(Component data from apps and pages)

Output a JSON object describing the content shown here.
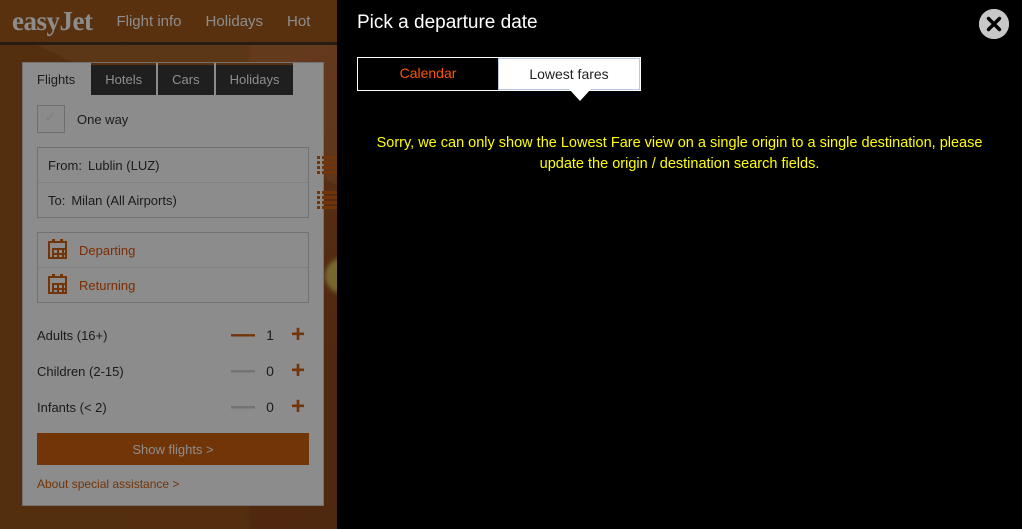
{
  "site": {
    "logo": "easyJet",
    "nav": [
      "Flight info",
      "Holidays",
      "Hot"
    ]
  },
  "search_panel": {
    "tabs": [
      {
        "label": "Flights",
        "active": true
      },
      {
        "label": "Hotels",
        "active": false
      },
      {
        "label": "Cars",
        "active": false
      },
      {
        "label": "Holidays",
        "active": false
      }
    ],
    "oneway_label": "One way",
    "from_label": "From:",
    "from_value": "Lublin (LUZ)",
    "to_label": "To:",
    "to_value": "Milan (All Airports)",
    "departing_label": "Departing",
    "returning_label": "Returning",
    "passengers": [
      {
        "label": "Adults (16+)",
        "count": "1",
        "minus_disabled": false
      },
      {
        "label": "Children (2-15)",
        "count": "0",
        "minus_disabled": true
      },
      {
        "label": "Infants (< 2)",
        "count": "0",
        "minus_disabled": true
      }
    ],
    "minus_symbol": "—",
    "plus_symbol": "+",
    "show_flights_label": "Show flights >",
    "assistance_label": "About special assistance >"
  },
  "modal": {
    "title": "Pick a departure date",
    "tabs": [
      {
        "label": "Calendar",
        "active": false
      },
      {
        "label": "Lowest fares",
        "active": true
      }
    ],
    "warning": "Sorry, we can only show the Lowest Fare view on a single origin to a single destination, please update the origin / destination search fields."
  },
  "colors": {
    "brand_orange": "#d0620f",
    "header_orange": "#a35a1b",
    "modal_bg": "#000000",
    "warning_yellow": "#ffff00",
    "tab_orange": "#ff5500"
  }
}
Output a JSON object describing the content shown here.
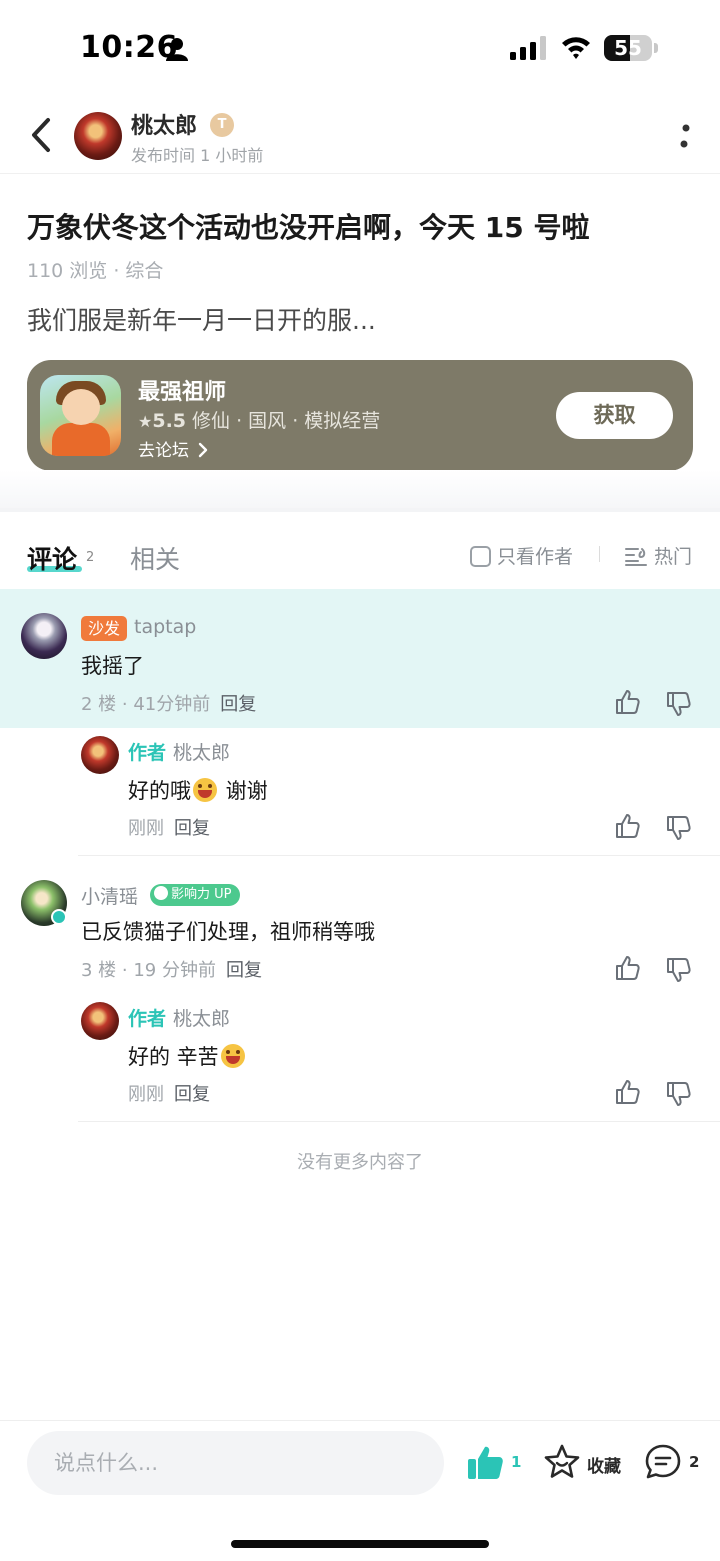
{
  "status_bar": {
    "time": "10:26",
    "battery": "55",
    "battery_level": 0.55
  },
  "header": {
    "author_name": "桃太郎",
    "author_badge": "T",
    "post_time": "发布时间 1 小时前"
  },
  "post": {
    "title": "万象伏冬这个活动也没开启啊，今天 15 号啦",
    "meta": "110 浏览 · 综合",
    "body": "我们服是新年一月一日开的服..."
  },
  "app_card": {
    "name": "最强祖师",
    "rating": "5.5",
    "tags": " 修仙 · 国风 · 模拟经营",
    "forum_link": "去论坛",
    "get_label": "获取"
  },
  "tabs": {
    "comments_label": "评论",
    "comments_count": "2",
    "related_label": "相关",
    "author_only_label": "只看作者",
    "sort_label": "热门"
  },
  "comments": [
    {
      "badge": "沙发",
      "user": "taptap",
      "text": "我摇了",
      "meta": "2 楼 · 41分钟前",
      "reply_label": "回复",
      "reply": {
        "tag": "作者",
        "user": "桃太郎",
        "text_before": "好的哦",
        "text_after": " 谢谢",
        "meta": "刚刚",
        "reply_label": "回复"
      }
    },
    {
      "user": "小清瑶",
      "badge": "影响力 UP",
      "text": "已反馈猫子们处理，祖师稍等哦",
      "meta": "3 楼 · 19 分钟前",
      "reply_label": "回复",
      "reply": {
        "tag": "作者",
        "user": "桃太郎",
        "text_before": "好的 辛苦",
        "text_after": "",
        "meta": "刚刚",
        "reply_label": "回复"
      }
    }
  ],
  "no_more": "没有更多内容了",
  "bottom_bar": {
    "input_placeholder": "说点什么...",
    "like_count": "1",
    "favorite_label": "收藏",
    "comment_count": "2"
  },
  "colors": {
    "accent": "#2bc4b6",
    "card_bg": "#7e7a68",
    "sofa_badge": "#f07a3c",
    "highlight_bg": "#e3f6f5"
  }
}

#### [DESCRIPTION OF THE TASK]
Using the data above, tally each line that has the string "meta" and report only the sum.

#### [YOUR RESPONSE]
5